App and web page records:
────
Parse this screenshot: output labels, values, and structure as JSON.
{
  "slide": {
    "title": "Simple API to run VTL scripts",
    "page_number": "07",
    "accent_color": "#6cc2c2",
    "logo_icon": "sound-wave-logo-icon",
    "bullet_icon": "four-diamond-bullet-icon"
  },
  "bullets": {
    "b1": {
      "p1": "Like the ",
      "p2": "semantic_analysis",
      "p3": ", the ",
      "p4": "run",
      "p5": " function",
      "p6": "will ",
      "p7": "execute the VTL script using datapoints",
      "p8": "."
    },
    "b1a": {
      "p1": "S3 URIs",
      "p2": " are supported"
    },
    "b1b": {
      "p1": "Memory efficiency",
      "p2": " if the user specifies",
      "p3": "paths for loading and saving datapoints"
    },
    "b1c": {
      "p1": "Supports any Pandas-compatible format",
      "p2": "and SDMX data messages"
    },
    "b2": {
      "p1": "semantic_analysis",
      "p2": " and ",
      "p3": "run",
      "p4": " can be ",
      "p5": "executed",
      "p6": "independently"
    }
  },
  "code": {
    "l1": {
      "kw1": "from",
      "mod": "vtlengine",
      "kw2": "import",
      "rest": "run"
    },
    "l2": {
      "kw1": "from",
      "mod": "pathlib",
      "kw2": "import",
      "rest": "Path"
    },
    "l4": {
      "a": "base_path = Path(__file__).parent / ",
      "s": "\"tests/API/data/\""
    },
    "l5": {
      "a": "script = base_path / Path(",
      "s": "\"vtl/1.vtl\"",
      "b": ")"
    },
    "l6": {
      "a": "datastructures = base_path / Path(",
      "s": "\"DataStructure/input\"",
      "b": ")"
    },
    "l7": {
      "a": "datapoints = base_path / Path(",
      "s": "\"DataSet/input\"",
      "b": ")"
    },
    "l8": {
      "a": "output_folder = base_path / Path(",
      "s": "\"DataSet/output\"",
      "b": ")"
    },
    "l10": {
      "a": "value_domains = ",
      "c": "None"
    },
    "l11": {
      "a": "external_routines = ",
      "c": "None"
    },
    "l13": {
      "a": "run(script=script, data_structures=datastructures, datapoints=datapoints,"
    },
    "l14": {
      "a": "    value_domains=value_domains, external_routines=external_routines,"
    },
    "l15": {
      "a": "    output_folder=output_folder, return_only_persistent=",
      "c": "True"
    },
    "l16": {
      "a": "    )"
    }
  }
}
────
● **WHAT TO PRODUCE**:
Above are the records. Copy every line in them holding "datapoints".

● **THE ANSWER**:
      "p7": "execute the VTL script using datapoints",
      "p3": "paths for loading and saving datapoints"
      "a": "datapoints = base_path / Path(",
      "a": "run(script=script, data_structures=datastructures, datapoints=datapoints,"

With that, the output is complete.